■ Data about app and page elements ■
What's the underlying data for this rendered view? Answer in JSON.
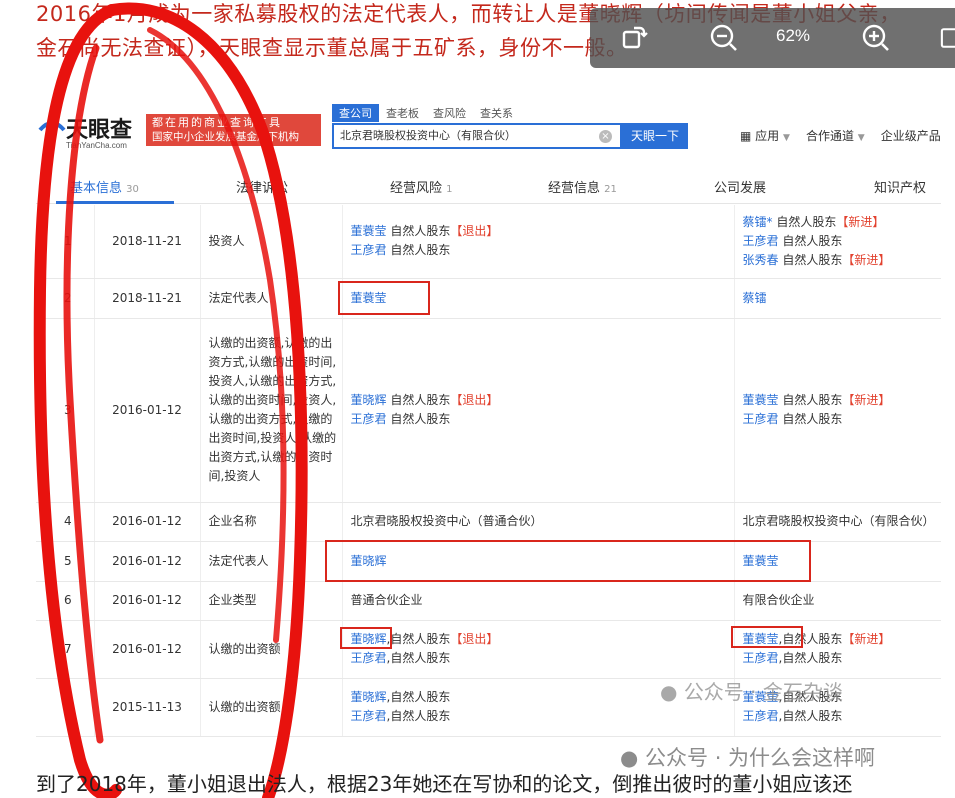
{
  "article": {
    "top_line1": "2016年1月成为一家私募股权的法定代表人，而转让人是董晓辉（坊间传闻是董小姐父亲，",
    "top_line2": "金石尚无法查证），天眼查显示董总属于五矿系，身份不一般。",
    "bottom_line": "到了2018年，董小姐退出法人，根据23年她还在写协和的论文，倒推出彼时的董小姐应该还"
  },
  "viewer": {
    "zoom": "62%",
    "icons": [
      "rotate-icon",
      "zoom-out-icon",
      "zoom-in-icon",
      "panel-icon"
    ]
  },
  "tianyancha": {
    "logo_text": "天眼查",
    "logo_sub": "TianYanCha.com",
    "slogan_line1": "都在用的商业查询工具",
    "slogan_line2": "国家中小企业发展基金旗下机构",
    "search_tabs": [
      "查公司",
      "查老板",
      "查风险",
      "查关系"
    ],
    "search_value": "北京君晓股权投资中心（有限合伙）",
    "search_button": "天眼一下",
    "header_links": [
      "应用",
      "合作通道",
      "企业级产品"
    ],
    "nav": [
      {
        "label": "基本信息",
        "count": "30"
      },
      {
        "label": "法律诉讼",
        "count": ""
      },
      {
        "label": "经营风险",
        "count": "1"
      },
      {
        "label": "经营信息",
        "count": "21"
      },
      {
        "label": "公司发展",
        "count": ""
      },
      {
        "label": "知识产权",
        "count": ""
      }
    ]
  },
  "rows": [
    {
      "no": "1",
      "date": "2018-11-21",
      "item": "投资人",
      "before": [
        [
          "董蓑莹",
          "自然人股东",
          "【退出】"
        ],
        [
          "王彦君",
          "自然人股东",
          ""
        ]
      ],
      "after": [
        [
          "蔡镭*",
          "自然人股东",
          "【新进】"
        ],
        [
          "王彦君",
          "自然人股东",
          ""
        ],
        [
          "张秀春",
          "自然人股东",
          "【新进】"
        ]
      ]
    },
    {
      "no": "2",
      "date": "2018-11-21",
      "item": "法定代表人",
      "before": [
        [
          "董蓑莹",
          "",
          ""
        ]
      ],
      "after": [
        [
          "蔡镭",
          "",
          ""
        ]
      ]
    },
    {
      "no": "3",
      "date": "2016-01-12",
      "item": "认缴的出资额,认缴的出资方式,认缴的出资时间,投资人,认缴的出资方式,认缴的出资时间,投资人,认缴的出资方式,认缴的出资时间,投资人,认缴的出资方式,认缴的出资时间,投资人",
      "before": [
        [
          "董晓辉",
          "自然人股东",
          "【退出】"
        ],
        [
          "王彦君",
          "自然人股东",
          ""
        ]
      ],
      "after": [
        [
          "董蓑莹",
          "自然人股东",
          "【新进】"
        ],
        [
          "王彦君",
          "自然人股东",
          ""
        ]
      ]
    },
    {
      "no": "4",
      "date": "2016-01-12",
      "item": "企业名称",
      "before_text": "北京君晓股权投资中心（普通合伙）",
      "after_text": "北京君晓股权投资中心（有限合伙）"
    },
    {
      "no": "5",
      "date": "2016-01-12",
      "item": "法定代表人",
      "before": [
        [
          "董晓辉",
          "",
          ""
        ]
      ],
      "after": [
        [
          "董蓑莹",
          "",
          ""
        ]
      ]
    },
    {
      "no": "6",
      "date": "2016-01-12",
      "item": "企业类型",
      "before_text": "普通合伙企业",
      "after_text": "有限合伙企业"
    },
    {
      "no": "7",
      "date": "2016-01-12",
      "item": "认缴的出资额",
      "before": [
        [
          "董晓辉",
          ",自然人股东",
          "【退出】"
        ],
        [
          "王彦君",
          ",自然人股东",
          ""
        ]
      ],
      "after": [
        [
          "董蓑莹",
          ",自然人股东",
          "【新进】"
        ],
        [
          "王彦君",
          ",自然人股东",
          ""
        ]
      ]
    },
    {
      "no": "",
      "date": "2015-11-13",
      "item": "认缴的出资额",
      "before": [
        [
          "董晓辉",
          ",自然人股东",
          ""
        ],
        [
          "王彦君",
          ",自然人股东",
          ""
        ]
      ],
      "after": [
        [
          "董蓑莹",
          ",自然人股东",
          ""
        ],
        [
          "王彦君",
          ",自然人股东",
          ""
        ]
      ]
    }
  ],
  "watermarks": {
    "inner": "公众号 · 金石杂谈",
    "outer": "公众号 · 为什么会这样啊"
  },
  "colors": {
    "brand_blue": "#2a6fd6",
    "annotation_red": "#d9261c",
    "tag_red": "#e2412e"
  }
}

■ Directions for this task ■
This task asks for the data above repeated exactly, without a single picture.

■ Output for this exercise ■
What's the underlying data for this rendered view? Answer in JSON.
{
  "article": {
    "top_line1": "2016年1月成为一家私募股权的法定代表人，而转让人是董晓辉（坊间传闻是董小姐父亲，",
    "top_line2": "金石尚无法查证），天眼查显示董总属于五矿系，身份不一般。",
    "bottom_line": "到了2018年，董小姐退出法人，根据23年她还在写协和的论文，倒推出彼时的董小姐应该还"
  },
  "viewer": {
    "zoom": "62%",
    "icons": [
      "rotate-icon",
      "zoom-out-icon",
      "zoom-in-icon",
      "panel-icon"
    ]
  },
  "tianyancha": {
    "logo_text": "天眼查",
    "logo_sub": "TianYanCha.com",
    "slogan_line1": "都在用的商业查询工具",
    "slogan_line2": "国家中小企业发展基金旗下机构",
    "search_tabs": [
      "查公司",
      "查老板",
      "查风险",
      "查关系"
    ],
    "search_value": "北京君晓股权投资中心（有限合伙）",
    "search_button": "天眼一下",
    "header_links": [
      "应用",
      "合作通道",
      "企业级产品"
    ],
    "nav": [
      {
        "label": "基本信息",
        "count": "30"
      },
      {
        "label": "法律诉讼",
        "count": ""
      },
      {
        "label": "经营风险",
        "count": "1"
      },
      {
        "label": "经营信息",
        "count": "21"
      },
      {
        "label": "公司发展",
        "count": ""
      },
      {
        "label": "知识产权",
        "count": ""
      }
    ]
  },
  "rows": [
    {
      "no": "1",
      "date": "2018-11-21",
      "item": "投资人",
      "before": [
        [
          "董蓑莹",
          "自然人股东",
          "【退出】"
        ],
        [
          "王彦君",
          "自然人股东",
          ""
        ]
      ],
      "after": [
        [
          "蔡镭*",
          "自然人股东",
          "【新进】"
        ],
        [
          "王彦君",
          "自然人股东",
          ""
        ],
        [
          "张秀春",
          "自然人股东",
          "【新进】"
        ]
      ]
    },
    {
      "no": "2",
      "date": "2018-11-21",
      "item": "法定代表人",
      "before": [
        [
          "董蓑莹",
          "",
          ""
        ]
      ],
      "after": [
        [
          "蔡镭",
          "",
          ""
        ]
      ]
    },
    {
      "no": "3",
      "date": "2016-01-12",
      "item": "认缴的出资额,认缴的出资方式,认缴的出资时间,投资人,认缴的出资方式,认缴的出资时间,投资人,认缴的出资方式,认缴的出资时间,投资人,认缴的出资方式,认缴的出资时间,投资人",
      "before": [
        [
          "董晓辉",
          "自然人股东",
          "【退出】"
        ],
        [
          "王彦君",
          "自然人股东",
          ""
        ]
      ],
      "after": [
        [
          "董蓑莹",
          "自然人股东",
          "【新进】"
        ],
        [
          "王彦君",
          "自然人股东",
          ""
        ]
      ]
    },
    {
      "no": "4",
      "date": "2016-01-12",
      "item": "企业名称",
      "before_text": "北京君晓股权投资中心（普通合伙）",
      "after_text": "北京君晓股权投资中心（有限合伙）"
    },
    {
      "no": "5",
      "date": "2016-01-12",
      "item": "法定代表人",
      "before": [
        [
          "董晓辉",
          "",
          ""
        ]
      ],
      "after": [
        [
          "董蓑莹",
          "",
          ""
        ]
      ]
    },
    {
      "no": "6",
      "date": "2016-01-12",
      "item": "企业类型",
      "before_text": "普通合伙企业",
      "after_text": "有限合伙企业"
    },
    {
      "no": "7",
      "date": "2016-01-12",
      "item": "认缴的出资额",
      "before": [
        [
          "董晓辉",
          ",自然人股东",
          "【退出】"
        ],
        [
          "王彦君",
          ",自然人股东",
          ""
        ]
      ],
      "after": [
        [
          "董蓑莹",
          ",自然人股东",
          "【新进】"
        ],
        [
          "王彦君",
          ",自然人股东",
          ""
        ]
      ]
    },
    {
      "no": "",
      "date": "2015-11-13",
      "item": "认缴的出资额",
      "before": [
        [
          "董晓辉",
          ",自然人股东",
          ""
        ],
        [
          "王彦君",
          ",自然人股东",
          ""
        ]
      ],
      "after": [
        [
          "董蓑莹",
          ",自然人股东",
          ""
        ],
        [
          "王彦君",
          ",自然人股东",
          ""
        ]
      ]
    }
  ],
  "watermarks": {
    "inner": "公众号 · 金石杂谈",
    "outer": "公众号 · 为什么会这样啊"
  },
  "colors": {
    "brand_blue": "#2a6fd6",
    "annotation_red": "#d9261c",
    "tag_red": "#e2412e"
  }
}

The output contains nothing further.